Leeds Town Hall. Image: Getty.

The Labour leader of Leeds City Council on the future of Britain’s cities.

As the negotiations about the shape of the UK’s exit from the EU continue, Britain’s most economically powerful cities outside London are arguing that the UK can be made stronger for Brexit – by allowing cities to “take back control” of service provision though new powers and freedoms

Core Cites UK, the representative voice of the cities at the centre of the ten largest economic areas outside London, has just launched an updated version of our green paper, ‘Invest Reform Trust’. The document calls for radical but deliverable proposals to allow cities to prepare for Brexit by boosting their productivity, and helping to rebalance the economy by supporting inclusive economic growth across the UK.

Despite representing areas responsible for a quarter of the UK’s economy and nearly a third of exports, city leaders have played little part in the development of the government’s approach to Brexit. Cities want a dialogue with the government on their Brexit plans and a new settlement which sees power passing from central government to local communities.

To help us deliver a Brexit that works for the UK’s cities, we are opening a dialogue with the EU Commission’s Chief Negotiator Michel Barnier to share our views of the Brexit process and what our cities want to achieve.

Most of the changes the Core Cities want to see can already be delivered by the UK. To address the fact that the productivity of UK cities lags behind competitors, we need to think differently and begin to address the structural problems in our economy before Brexit.

International evidence shows that cities which have the most control over taxes raised in their area tend to be the most productive.  The UK is significantly out of step with international competitors in the power given to cities and we are one of the most centralised countries in the world.  


Boosting the productivity of the UK’s Core Cities to the UK national average would increase the country’s national income by £70-£90bn a year. This would be a critical boost to the UK’s post-Brexit economic success.

Our green paper is clear that one-size fits all policy solutions simply can’t deal with the complexities of 21st century Britain.
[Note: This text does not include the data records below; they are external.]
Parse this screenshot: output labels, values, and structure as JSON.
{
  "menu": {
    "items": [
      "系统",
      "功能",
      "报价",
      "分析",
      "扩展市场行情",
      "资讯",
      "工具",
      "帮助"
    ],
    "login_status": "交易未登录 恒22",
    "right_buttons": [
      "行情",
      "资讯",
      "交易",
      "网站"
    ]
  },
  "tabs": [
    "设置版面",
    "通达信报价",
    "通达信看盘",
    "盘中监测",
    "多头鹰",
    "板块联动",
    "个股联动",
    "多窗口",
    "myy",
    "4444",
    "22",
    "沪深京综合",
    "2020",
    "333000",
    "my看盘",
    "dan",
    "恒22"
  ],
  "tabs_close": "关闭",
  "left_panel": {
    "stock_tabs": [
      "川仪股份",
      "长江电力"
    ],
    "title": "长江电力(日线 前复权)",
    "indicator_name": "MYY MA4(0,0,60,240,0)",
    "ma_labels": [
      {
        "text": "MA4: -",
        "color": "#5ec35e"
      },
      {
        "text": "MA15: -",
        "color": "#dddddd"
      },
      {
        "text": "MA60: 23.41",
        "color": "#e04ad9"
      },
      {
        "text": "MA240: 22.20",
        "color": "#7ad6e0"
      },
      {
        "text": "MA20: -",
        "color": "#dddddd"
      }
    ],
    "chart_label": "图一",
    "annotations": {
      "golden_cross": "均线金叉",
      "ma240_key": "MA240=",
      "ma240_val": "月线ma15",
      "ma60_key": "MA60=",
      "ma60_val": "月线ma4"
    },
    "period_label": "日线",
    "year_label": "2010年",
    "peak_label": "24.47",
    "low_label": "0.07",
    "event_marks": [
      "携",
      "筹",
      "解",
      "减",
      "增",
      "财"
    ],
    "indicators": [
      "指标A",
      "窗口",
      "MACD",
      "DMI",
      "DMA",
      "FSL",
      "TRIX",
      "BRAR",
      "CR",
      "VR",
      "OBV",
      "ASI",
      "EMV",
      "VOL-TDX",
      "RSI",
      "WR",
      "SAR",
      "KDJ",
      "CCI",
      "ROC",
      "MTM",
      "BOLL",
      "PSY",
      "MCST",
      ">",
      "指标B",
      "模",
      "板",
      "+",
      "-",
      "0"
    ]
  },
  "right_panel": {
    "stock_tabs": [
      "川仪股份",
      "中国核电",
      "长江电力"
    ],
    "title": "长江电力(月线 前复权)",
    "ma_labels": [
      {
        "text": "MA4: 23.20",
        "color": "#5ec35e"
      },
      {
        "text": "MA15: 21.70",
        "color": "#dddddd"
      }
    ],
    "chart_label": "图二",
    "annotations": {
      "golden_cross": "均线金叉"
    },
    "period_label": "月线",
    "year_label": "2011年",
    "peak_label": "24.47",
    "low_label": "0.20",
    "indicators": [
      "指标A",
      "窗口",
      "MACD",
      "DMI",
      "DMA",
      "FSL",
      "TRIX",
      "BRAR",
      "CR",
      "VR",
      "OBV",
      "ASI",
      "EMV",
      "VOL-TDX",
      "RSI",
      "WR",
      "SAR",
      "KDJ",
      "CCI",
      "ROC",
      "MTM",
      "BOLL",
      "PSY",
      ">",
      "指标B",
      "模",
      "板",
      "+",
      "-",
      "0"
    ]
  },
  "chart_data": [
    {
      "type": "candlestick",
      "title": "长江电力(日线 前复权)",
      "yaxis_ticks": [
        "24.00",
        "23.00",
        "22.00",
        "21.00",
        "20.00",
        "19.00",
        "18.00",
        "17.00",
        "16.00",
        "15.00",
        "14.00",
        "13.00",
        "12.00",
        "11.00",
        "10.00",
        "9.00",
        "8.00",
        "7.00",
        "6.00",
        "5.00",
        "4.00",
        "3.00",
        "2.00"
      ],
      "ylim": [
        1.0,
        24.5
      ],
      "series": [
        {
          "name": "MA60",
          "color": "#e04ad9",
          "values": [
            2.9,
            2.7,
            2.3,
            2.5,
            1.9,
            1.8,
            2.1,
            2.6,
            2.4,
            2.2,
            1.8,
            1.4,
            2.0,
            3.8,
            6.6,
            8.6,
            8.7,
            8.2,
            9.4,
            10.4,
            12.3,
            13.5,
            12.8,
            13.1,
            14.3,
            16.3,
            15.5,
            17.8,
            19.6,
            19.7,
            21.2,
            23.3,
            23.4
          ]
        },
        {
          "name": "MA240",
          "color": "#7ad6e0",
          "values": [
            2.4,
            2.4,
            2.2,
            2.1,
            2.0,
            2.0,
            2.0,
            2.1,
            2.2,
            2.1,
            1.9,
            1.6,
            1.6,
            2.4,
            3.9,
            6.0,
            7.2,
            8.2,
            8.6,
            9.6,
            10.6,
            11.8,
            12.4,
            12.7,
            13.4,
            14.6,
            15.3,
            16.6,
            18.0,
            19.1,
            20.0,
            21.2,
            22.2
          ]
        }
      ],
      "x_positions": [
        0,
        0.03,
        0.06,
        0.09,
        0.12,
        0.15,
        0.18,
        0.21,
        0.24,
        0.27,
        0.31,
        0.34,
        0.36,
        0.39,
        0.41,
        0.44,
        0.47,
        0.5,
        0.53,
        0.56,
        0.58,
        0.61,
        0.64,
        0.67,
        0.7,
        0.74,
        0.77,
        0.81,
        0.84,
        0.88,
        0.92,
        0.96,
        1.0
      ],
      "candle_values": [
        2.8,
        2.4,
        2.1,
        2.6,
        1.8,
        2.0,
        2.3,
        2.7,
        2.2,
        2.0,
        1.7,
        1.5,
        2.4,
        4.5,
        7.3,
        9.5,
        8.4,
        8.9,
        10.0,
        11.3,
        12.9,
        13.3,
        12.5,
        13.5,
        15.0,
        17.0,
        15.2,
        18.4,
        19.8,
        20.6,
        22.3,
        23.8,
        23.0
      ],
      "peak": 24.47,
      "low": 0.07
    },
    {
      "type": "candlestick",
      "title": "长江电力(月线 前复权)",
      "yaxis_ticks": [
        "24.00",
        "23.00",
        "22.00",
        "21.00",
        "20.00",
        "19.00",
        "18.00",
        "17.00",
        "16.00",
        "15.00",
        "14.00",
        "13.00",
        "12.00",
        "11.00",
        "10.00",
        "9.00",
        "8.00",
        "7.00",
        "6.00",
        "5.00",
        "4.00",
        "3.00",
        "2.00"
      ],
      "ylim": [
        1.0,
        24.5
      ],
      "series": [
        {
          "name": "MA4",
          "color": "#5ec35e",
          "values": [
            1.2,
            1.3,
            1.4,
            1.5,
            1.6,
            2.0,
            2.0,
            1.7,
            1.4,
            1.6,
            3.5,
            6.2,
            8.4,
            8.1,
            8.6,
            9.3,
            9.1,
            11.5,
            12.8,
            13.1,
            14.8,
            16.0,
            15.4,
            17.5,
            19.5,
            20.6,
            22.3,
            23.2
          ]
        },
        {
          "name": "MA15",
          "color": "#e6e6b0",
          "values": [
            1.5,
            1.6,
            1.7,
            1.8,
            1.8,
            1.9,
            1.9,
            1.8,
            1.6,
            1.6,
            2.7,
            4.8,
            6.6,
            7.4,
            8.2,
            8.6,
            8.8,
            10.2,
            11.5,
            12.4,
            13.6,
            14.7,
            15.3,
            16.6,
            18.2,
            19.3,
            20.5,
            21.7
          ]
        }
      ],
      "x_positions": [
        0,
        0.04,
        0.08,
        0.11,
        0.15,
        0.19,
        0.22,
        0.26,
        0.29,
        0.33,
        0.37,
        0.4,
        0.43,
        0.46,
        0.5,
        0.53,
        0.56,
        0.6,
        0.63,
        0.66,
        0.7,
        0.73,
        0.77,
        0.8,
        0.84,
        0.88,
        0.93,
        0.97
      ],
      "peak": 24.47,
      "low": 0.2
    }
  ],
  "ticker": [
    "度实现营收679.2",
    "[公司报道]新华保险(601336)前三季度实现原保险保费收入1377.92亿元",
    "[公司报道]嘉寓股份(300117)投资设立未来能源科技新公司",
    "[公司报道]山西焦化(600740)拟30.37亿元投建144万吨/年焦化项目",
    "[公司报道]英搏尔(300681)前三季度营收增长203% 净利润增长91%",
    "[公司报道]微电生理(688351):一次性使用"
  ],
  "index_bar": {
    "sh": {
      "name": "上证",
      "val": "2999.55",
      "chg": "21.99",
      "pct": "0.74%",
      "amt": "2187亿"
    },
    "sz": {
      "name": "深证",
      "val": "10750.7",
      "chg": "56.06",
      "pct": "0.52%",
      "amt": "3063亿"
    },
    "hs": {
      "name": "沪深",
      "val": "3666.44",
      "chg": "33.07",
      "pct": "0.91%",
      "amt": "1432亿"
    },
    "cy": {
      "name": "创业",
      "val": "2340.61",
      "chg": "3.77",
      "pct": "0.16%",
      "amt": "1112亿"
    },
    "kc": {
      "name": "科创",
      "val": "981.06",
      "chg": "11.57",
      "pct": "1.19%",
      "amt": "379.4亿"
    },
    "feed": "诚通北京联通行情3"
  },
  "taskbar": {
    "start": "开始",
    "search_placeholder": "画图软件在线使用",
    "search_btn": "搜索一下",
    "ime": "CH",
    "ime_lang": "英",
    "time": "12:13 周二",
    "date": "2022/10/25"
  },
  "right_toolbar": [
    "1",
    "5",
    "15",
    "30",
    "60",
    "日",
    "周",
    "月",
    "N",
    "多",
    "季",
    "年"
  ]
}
We need a place-based approach that looks at challenges and solutions in a different way, focused on the particular needs of local communities and local economies.

For example, our Core Cities face levels of unemployment higher than the national average, but also face shortages of skilled workers.  We need a more localised approach to skills, education and employment support with greater involvement from local democratic and business leaderships to deliver the skills to support growth in each area.

The UK will only make a success of Brexit if we are able to increase our international trade. Evidence shows city to city networks play an important role in boosting international trade.  The green paper calls for a new partnership with the Department of International trade to develop an Urban Trade programme across the UK’s cities and give cities more of a role in international trade missions.

To deliver economic growth that includes all areas of the UK, we also need to invest in our infrastructure. Not just our physical infrastructure of roads, rail telecommunications and so forth, but also our health, education and care infrastructure, ensuring that we are able to unlock the potential of our core assets, our people.

Whether you think that Brexit is a positive or a negative thing for the UK, it is clear that the process will be a challenging one.  Cities have a key role to play in delivering a good Brexit: one that sees local communities empowered and economic prosperity across all areas of the UK.

Cllr Judith Blake is leader of Leeds City Council.